It is a noble stance to take and I am happy we refuse to be held to ransom (£6m in agent fees to sign Eden Hazard is madness), but unfortunately it is currently the climate in the game and we have to face the sad reality that either we adapt to this or we get left behind.
This won’t happen immediately, Sir Alex is too good a manager to allow it, but the future looks bleak under The Glazers. It appears the noise of our neighbours Man City isn’t just going to die down, I don’t think anyone believed it would, and with their financial freedom, despite the Sheikh trying to rein spending in, and our perilous financial position, the thought of Sir Alex retiring in the coming years become a much more worrying prospect. Not every manager will be able to negotiate the minefield he has with the same success.
Despite the whole sum not going to paying off the debt burdening the club, the sale of shares will go some way to lowering it and we remain an attractive entity as seen by the deal we signed yesterday with new shirt sponsors Chevrolet, but this situation is becoming untenable. Imagine what will happen if success continues to elude us?

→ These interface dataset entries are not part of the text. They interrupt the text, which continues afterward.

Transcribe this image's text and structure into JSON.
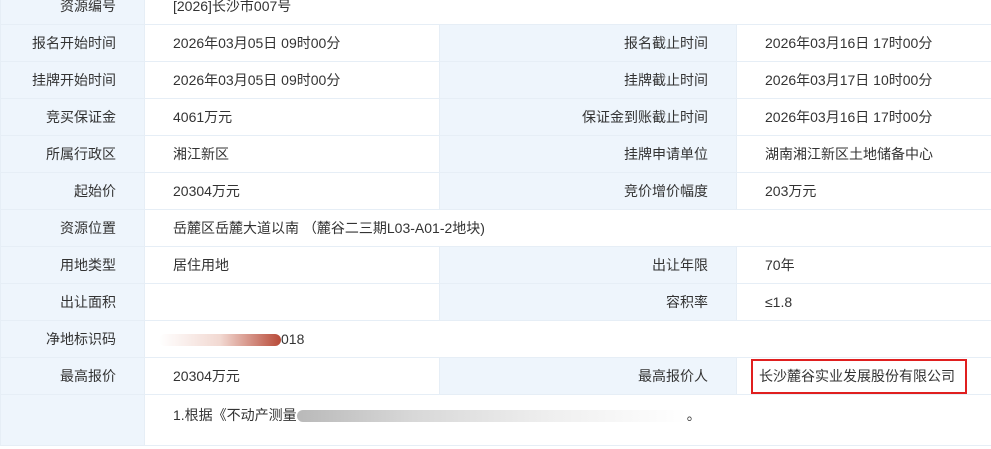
{
  "rows": {
    "resource_no": {
      "label": "资源编号",
      "value": "[2026]长沙市007号"
    },
    "reg_start": {
      "label": "报名开始时间",
      "value": "2026年03月05日 09时00分"
    },
    "reg_end": {
      "label": "报名截止时间",
      "value": "2026年03月16日 17时00分"
    },
    "list_start": {
      "label": "挂牌开始时间",
      "value": "2026年03月05日 09时00分"
    },
    "list_end": {
      "label": "挂牌截止时间",
      "value": "2026年03月17日 10时00分"
    },
    "deposit": {
      "label": "竞买保证金",
      "value": "4061万元"
    },
    "deposit_deadline": {
      "label": "保证金到账截止时间",
      "value": "2026年03月16日 17时00分"
    },
    "district": {
      "label": "所属行政区",
      "value": "湘江新区"
    },
    "applicant": {
      "label": "挂牌申请单位",
      "value": "湖南湘江新区土地储备中心"
    },
    "start_price": {
      "label": "起始价",
      "value": "20304万元"
    },
    "increment": {
      "label": "竞价增价幅度",
      "value": "203万元"
    },
    "location": {
      "label": "资源位置",
      "value": "岳麓区岳麓大道以南 （麓谷二三期L03-A01-2地块)"
    },
    "land_use": {
      "label": "用地类型",
      "value": "居住用地"
    },
    "term": {
      "label": "出让年限",
      "value": "70年"
    },
    "area": {
      "label": "出让面积",
      "value": ""
    },
    "far": {
      "label": "容积率",
      "value": "≤1.8"
    },
    "land_code": {
      "label": "净地标识码",
      "value": "018"
    },
    "top_price": {
      "label": "最高报价",
      "value": "20304万元"
    },
    "top_bidder": {
      "label": "最高报价人",
      "value": "长沙麓谷实业发展股份有限公司"
    }
  },
  "note": {
    "prefix": "1.根据《不动产测量",
    "suffix": "。"
  },
  "colors": {
    "label_bg": "#eef5fc",
    "border": "#e6eef6",
    "highlight": "#e01f1f"
  }
}
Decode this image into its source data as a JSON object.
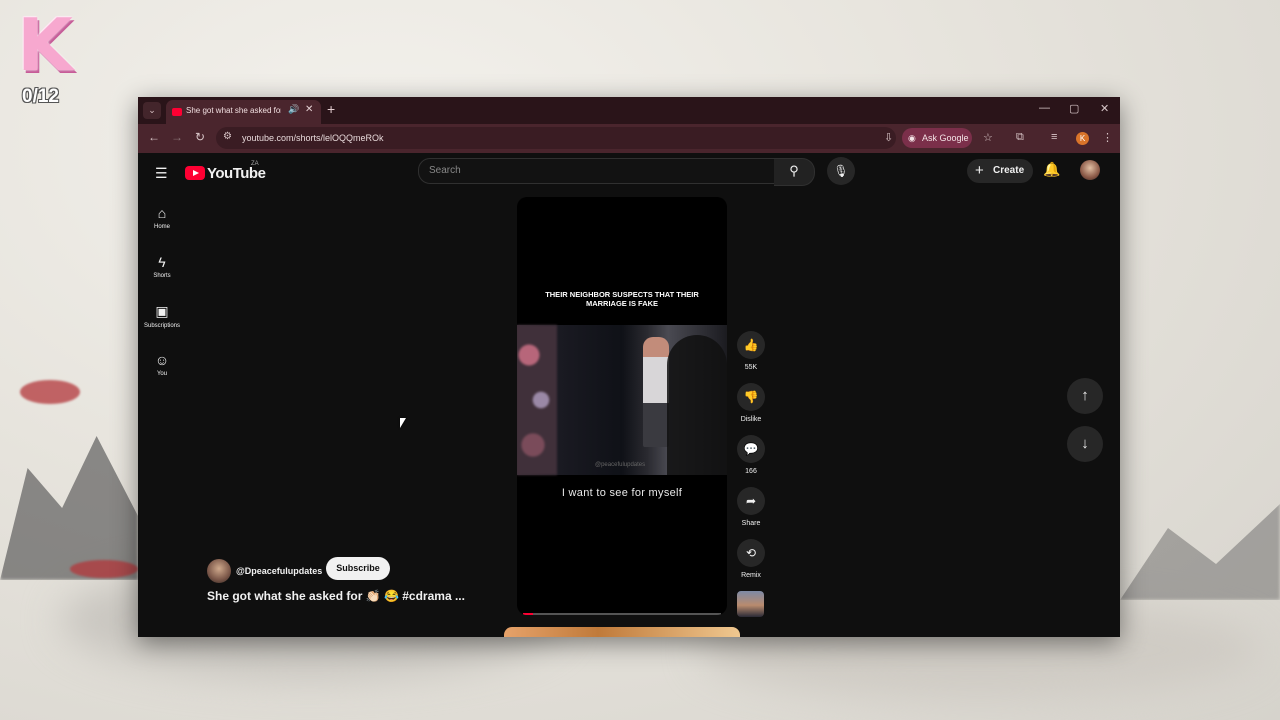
{
  "overlay": {
    "badge_letter": "K",
    "counter": "0/12"
  },
  "browser": {
    "tab_list_icon": "chevron-down-icon",
    "tab_title": "She got what she asked for",
    "tab_close": "✕",
    "new_tab": "+",
    "url": "youtube.com/shorts/lelOQQmeROk",
    "ask_google": "Ask Google",
    "profile_initial": "K",
    "window_controls": {
      "minimize": "—",
      "maximize": "▢",
      "close": "✕"
    }
  },
  "youtube": {
    "logo_word": "YouTube",
    "country_code": "ZA",
    "search_placeholder": "Search",
    "create_label": "Create",
    "sidebar": [
      {
        "icon": "home-icon",
        "label": "Home"
      },
      {
        "icon": "shorts-icon",
        "label": "Shorts"
      },
      {
        "icon": "subscriptions-icon",
        "label": "Subscriptions"
      },
      {
        "icon": "you-icon",
        "label": "You"
      }
    ],
    "short": {
      "caption": "THEIR NEIGHBOR SUSPECTS THAT THEIR MARRIAGE IS FAKE",
      "watermark": "@peacefulupdates",
      "subtitle": "I want to see for myself",
      "progress": 0.05
    },
    "actions": {
      "like_count": "55K",
      "dislike_label": "Dislike",
      "comment_count": "166",
      "share_label": "Share",
      "remix_label": "Remix"
    },
    "channel": "@Dpeacefulupdates",
    "subscribe_label": "Subscribe",
    "video_title": "She got what she asked for 👏🏻 😂 #cdrama ..."
  },
  "colors": {
    "yt_red": "#ff0033",
    "browser_frame": "#4a252d",
    "page_bg": "#0f0f0f"
  }
}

You just wonder at what point ,and in what state will the club be when The Glazers finally decide to call it a day and leave town?
*The Daily Mail is a disgusting paper, don’t read it